Leonardo da Vinci drew sketches of a man-powered, wheeled vehicle encased in armor and bristling with cannon, as early as the 15th century. The design was limited, since no human crew could generate enough power to move it for long, and the use of animals in such confined spaces was fraught with problems..
H.G. Wells’ December 1903 short story “The Land Ironclads”, depicted huge military land vessels, capable of disrupting military defenses and clearing the way for infantry. Wells’ machine was equipped with 8 giant pedrail wheels, each 10′ in height, and armed with cannon and machine-guns.
Early armored cars were fine for moving personnel over smooth roads, but there was a need for a vehicle capable of navigating the broken terrain of no man’s land. In the run-up to WWI, several soon-to-be belligerents were conducting experiments with “land ships”, with varying degrees of success.
A French captain named Levavasseur proposed a crawler-tracked armored vehicle equipped with artillery as early as 1903, but the project was abandoned by the Artillery Technical Committee. Later French attempts included the Breton-Pretot machine, sporting huge 10’ x 13’ tracks and the Aubriot-Gabet “Fortress”. Electrically powered, each of these things required its own power supply cable. Needless to say, the idea was not widely imitated.
In 1911, Austrian engineering officer Günther Burstyn and Australian civil engineer Lancelot de Mole independently developed working models of such vehicles, but both designs were rejected by their governments. They too would never be built.
The most unusual tank of WWI was the tricycle designed “Lebedenko” or “Tsar Tank”. Developed by pre-Soviet Russia, the armament and crew quarters on this thing were 27′ from the ground, making them irresistible targets for enemy artillery.
Russian shipyard engineer Vasily Mendeleev designed a 170-ton monster while aero-engineer Aleksandr Porokhovschikov developed a small cross country vehicle running on a single rubber track called the “Vezdekhod”, translating as “He who goes anywhere“.

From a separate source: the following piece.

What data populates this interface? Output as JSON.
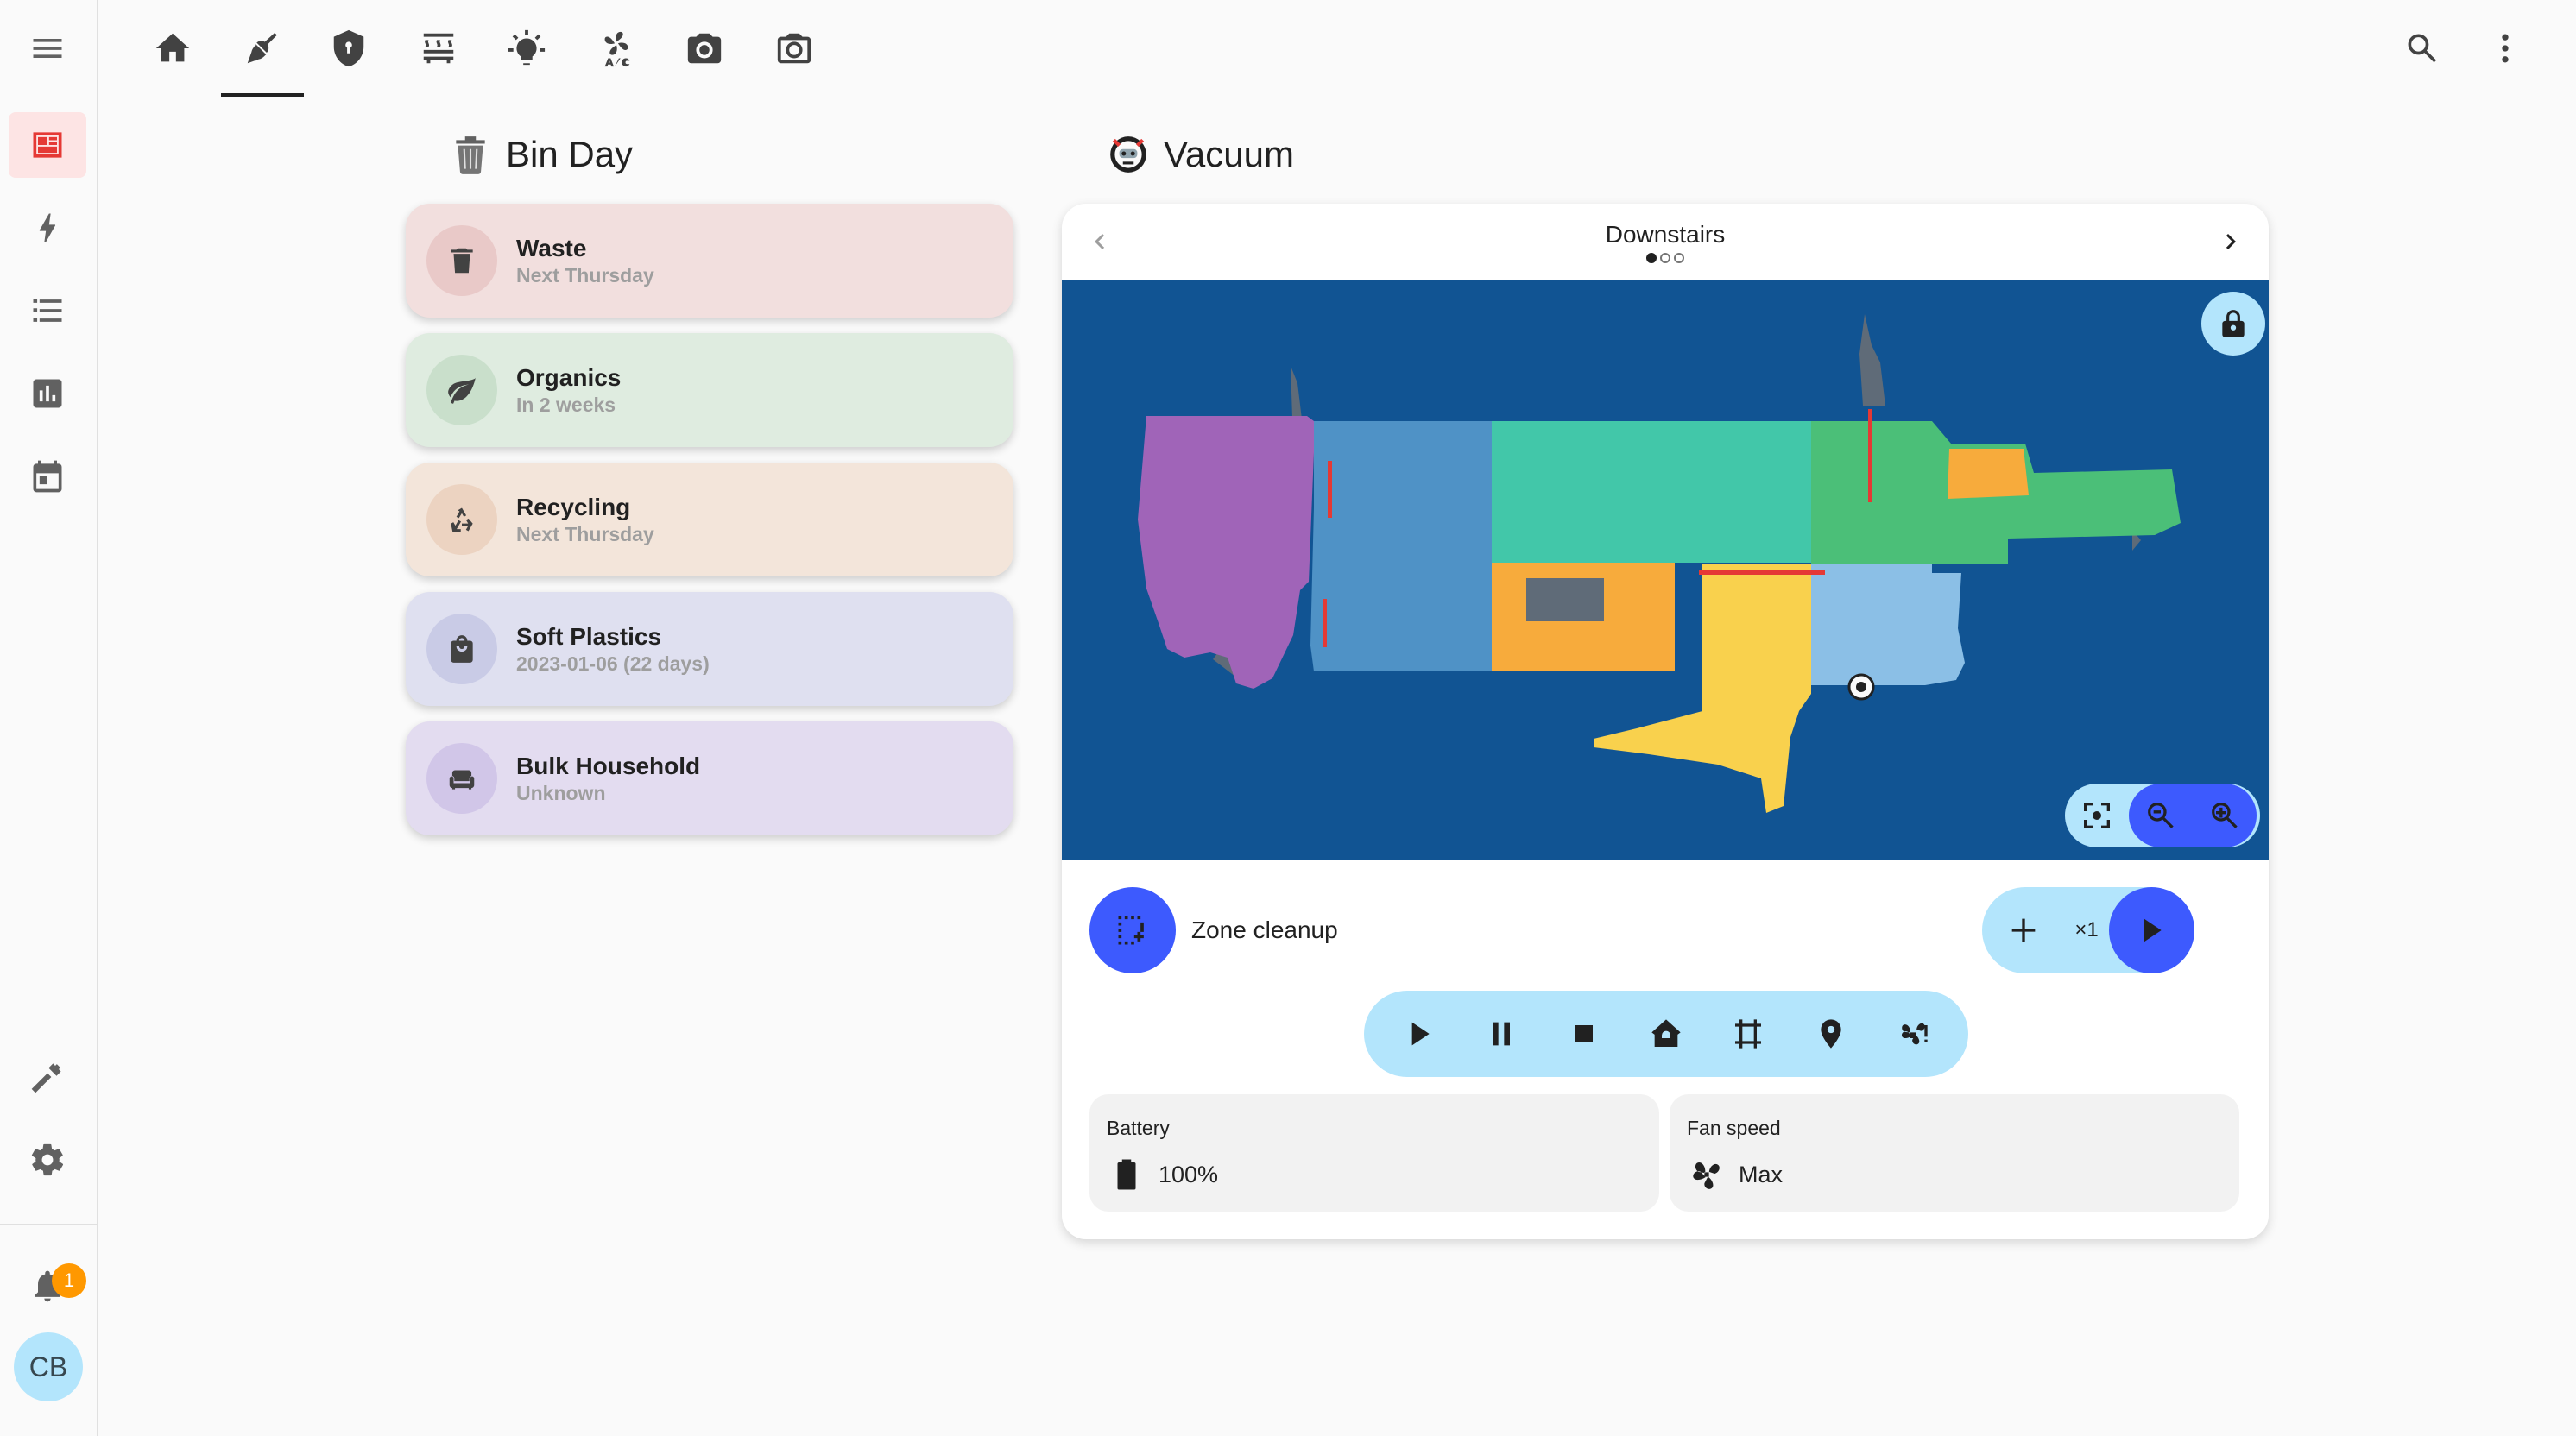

The Russian Revolution would overtake the project before it got out of prototype, but post-revolutionary Russian propagandists would seize on the vehicle as “proof” that Russia had designed the first Tank.
The British had the greatest degree of success, after a failed experiment with the “Tritton Trench-Crosser” in May, 1915. This beast had 8′ tractor wheels carrying 15’ girders on a chain, which were lowered into a trench so that the back wheels could roll over it. Girders would then drag behind, until the machine could back over them and rewind.
Finally, British work with the Holt Manufacturing Company of Stockton, California paid off with the most consistently successful track design. These “Caterpillar” treads had long been used on tractors. By 1916, the British army was using about 1,000 of Holt’s Caterpillar tractors on the Western Front.
These were the pet project of Winston Churchill, First Lord of the Admiralty, who described them as “Water Carriers” to mask their intended purpose.
No self-respecting Brit wanted to be associated with “WCs”, (“Water Closets”), so it was that these contraptions were destined to be known as “Water Tanks”, or just plain Tanks. The name stuck. The “No1 Lincoln Machine” gave way to “Little Willie” and finally the Mark I “Big Willie”, the familiar Rhomboid shaped caterpillar track design which first appeared on the Somme Front on this day in 1916.
49 Mark Is were committed in that first tank battle, of which 32 were mechanically sound enough to take part in the advance. German lines fell back in confusion before “der Wagen des Teufels“, “the Devil’s Wagon”, but they were too few to hold.
With no suspension, the bone jarring ride on one of these monsters was just the beginning of what crews were forced to endure.
The interior was so loud that communication was only possible via hand signal. When bullets stuck the metal plates, splinters called “spall” would break away from the interior and fly about the cabin, requiring crew members to protect themselves with thick leather clothing and chain mail masks.
Interior temperatures rose to 122° Fahrenheit and more, making me wonder if these things weren’t as dangerous to their own crews as they were to the other side.
It was not until November 20 the following year at Cambrai, that the British Tank Corps had their first major success. Over 400 tanks penetrated 6 miles on a 7-mile front. The infantry failed to exploit the tanks’ gains, and almost all territory was recaptured by the Germans. The British scored a far more significant victory on August 8, 1918, with 600 tanks at the Battle of Amiens. General Erich Ludendorff called it a “Black Day” for the German Army.
In all, the French fielded about 3,600 light Renault FT tanks in WWI, the British over 2,500 of their heavy Mark I-Vs.
The German General Staff was slow to adopt the tank, concentrating instead on anti-tank weapons. The majority of the 50+/- tanks fielded by Germany in WWI, were captured British vehicles.
The only German project to be produced and fielded in WWI was the A7V. They only made 20 of these things in the armored, “Sturmpanzerwagen Oberschlesien“, “Upper Silesia Assault Armored Vehicle” version, and a few more in the unarmored “Überlandwagen”, “Over-land vehicle”, used for cargo transport.
It would be very different, in the next war.